The government decided to open schools in Halifax, starting on Thursday. That means the mad rush on my street will commence by 7:45 or so. Entitled parents will park on the street, block driveways, park in driveways, do whatever they want, in order to inconvenience those of us who live here. I do not understand their entitlement. They are supposed to drop off their kids at the main entrance, which this is not. I am content that the school year will be over in a few weeks. 

I often have to remind myself that I must accept the things I cannot change. I try to do that, but people like the above challenge my resolve. I am sure you understand.

I think I will turn in. Distilled water, here I come!

See you tomorrow.


Tuesday, June 1, 2021

Post 4015 - Tuesday Night Stuff

Well, hello again, my lovelies.

It is nearly 1:30 on Tuesday night/Wednesday morning. I slept in until 11:30 on Tuesday morning and have been on the go ever since. Well, if you call "on the go" sitting around the house. But I didn't take any naps or anything.

We spent probably too many hours on Tuesday watching "Line of Duty" on Netflix. One of those British crime dramas. We watched all of season one today. Five episodes. Then we started watching season two. The first season had Lennie James in it, and season two doesn't, and it kinda shows. Patricia expressed boredom and I may have looked at my watch a bit as well. 

I spent the last hour or so mucking around with this computer's webcam.
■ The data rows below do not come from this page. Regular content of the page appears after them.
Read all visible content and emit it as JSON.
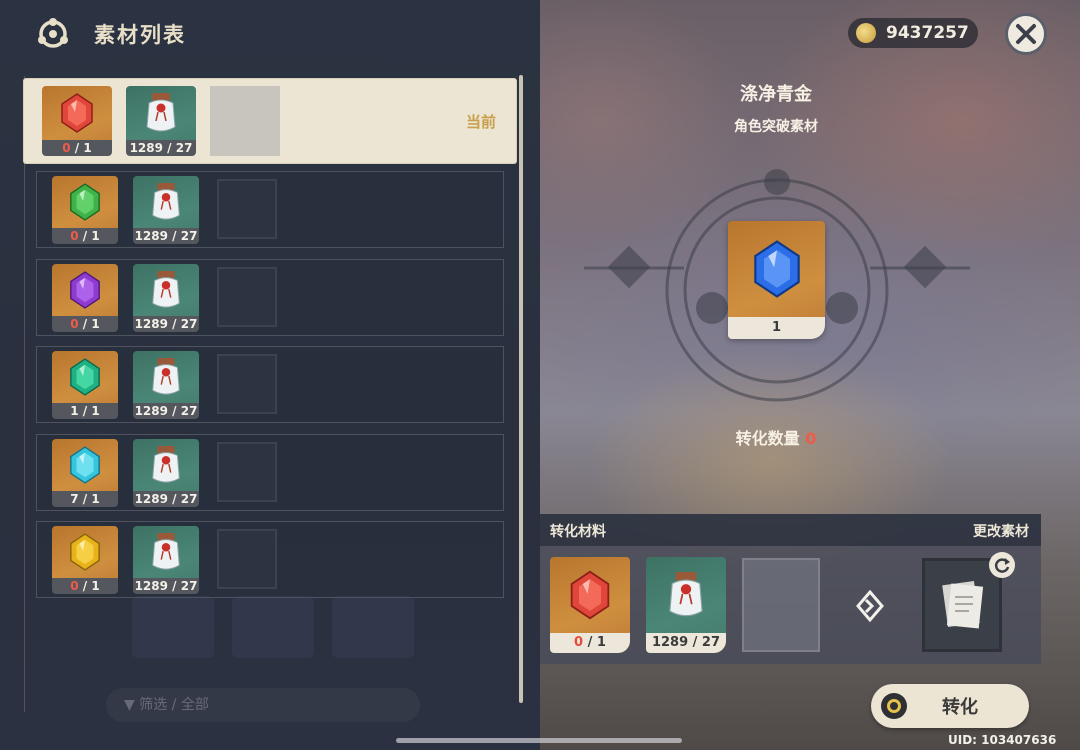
{
  "header": {
    "title": "素材列表",
    "icon": "crafting-menu-icon"
  },
  "rows": [
    {
      "gem": "red-gem",
      "gem_color": "#e0463a",
      "gem_owned": "0",
      "gem_need": " / 1",
      "bottle": "1289 / 27"
    },
    {
      "gem": "green-gem",
      "gem_color": "#3fb24a",
      "gem_owned": "0",
      "gem_need": " / 1",
      "bottle": "1289 / 27"
    },
    {
      "gem": "purple-gem",
      "gem_color": "#8f3bd1",
      "gem_owned": "0",
      "gem_need": " / 1",
      "bottle": "1289 / 27"
    },
    {
      "gem": "emerald-gem",
      "gem_color": "#1fb183",
      "gem_owned": "1 / 1",
      "gem_need": "",
      "bottle": "1289 / 27"
    },
    {
      "gem": "cyan-gem",
      "gem_color": "#35c6de",
      "gem_owned": "7 / 1",
      "gem_need": "",
      "bottle": "1289 / 27"
    },
    {
      "gem": "yellow-gem",
      "gem_color": "#e8b21b",
      "gem_owned": "0",
      "gem_need": " / 1",
      "bottle": "1289 / 27"
    }
  ],
  "current_label": "当前",
  "filter": {
    "label": "筛选 / 全部"
  },
  "coins": {
    "value": "9437257"
  },
  "target": {
    "name": "涤净青金",
    "type": "角色突破素材",
    "count": "1",
    "gem_color": "#2b6ee8"
  },
  "convert_count": {
    "label": "转化数量 ",
    "value": "0"
  },
  "materials": {
    "header_left": "转化材料",
    "header_right": "更改素材",
    "gem_owned": "0",
    "gem_need": " / 1",
    "bottle": "1289 / 27"
  },
  "convert_button": {
    "label": "转化"
  },
  "uid": "UID: 103407636"
}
I can't get a good frame rate when I record video. Everything looks choppy when I play it back. Then I read that good frame rate is a function of how much light there is, and the light here in the home office is not the best at the best of times, and certainly not at this hour. I guess there isn't much I can do about it. 

I probably shouldn't have, but I sent an email to a source regarding a long-ago murder. I found out a bit more information about the victim this evening and wanted to confirm some stuff with my source. He has been quite helpful over the years.

You know, I had always wondered how reporters develop sources. I still wonder a bit, actually, but it seems to come down to just knowing people and getting them to trust you enough that they can tell you things and you don't tell anyone who they are. Gradually, sometimes over the course of several years, you just build up a cadre of people who can give you information and you can ask questions of them.

I keep thinking of Mike Gorman at the CBC in Halifax. A few years ago, he broke a major story about how the CEO of the IWK was allegedly involved in financial regularities. Gorman got the story from someone who contacted him I guess out of the blue. He admitted a couple of years later in a tweet that he still didn't know who the source of the information was. The people charged with these crimes have yet to face their day in court; they keep delaying the trial for whatever reasons. Innocent until proved guilty and all that tommyrot.

This process continues to interest me, how people will just contact you as a reporter and trust you enough to share some potentially explosive information with you. I am not sure I am that trusting toward anyone that I would risk a job or a career in that manner, so my hat's off to those who are brave enough to step forward.

Not really going anywhere with this. It is just late and I had this observation is all.

I think I will turn in. I am determined to get up before 11am.

See you tomorrow.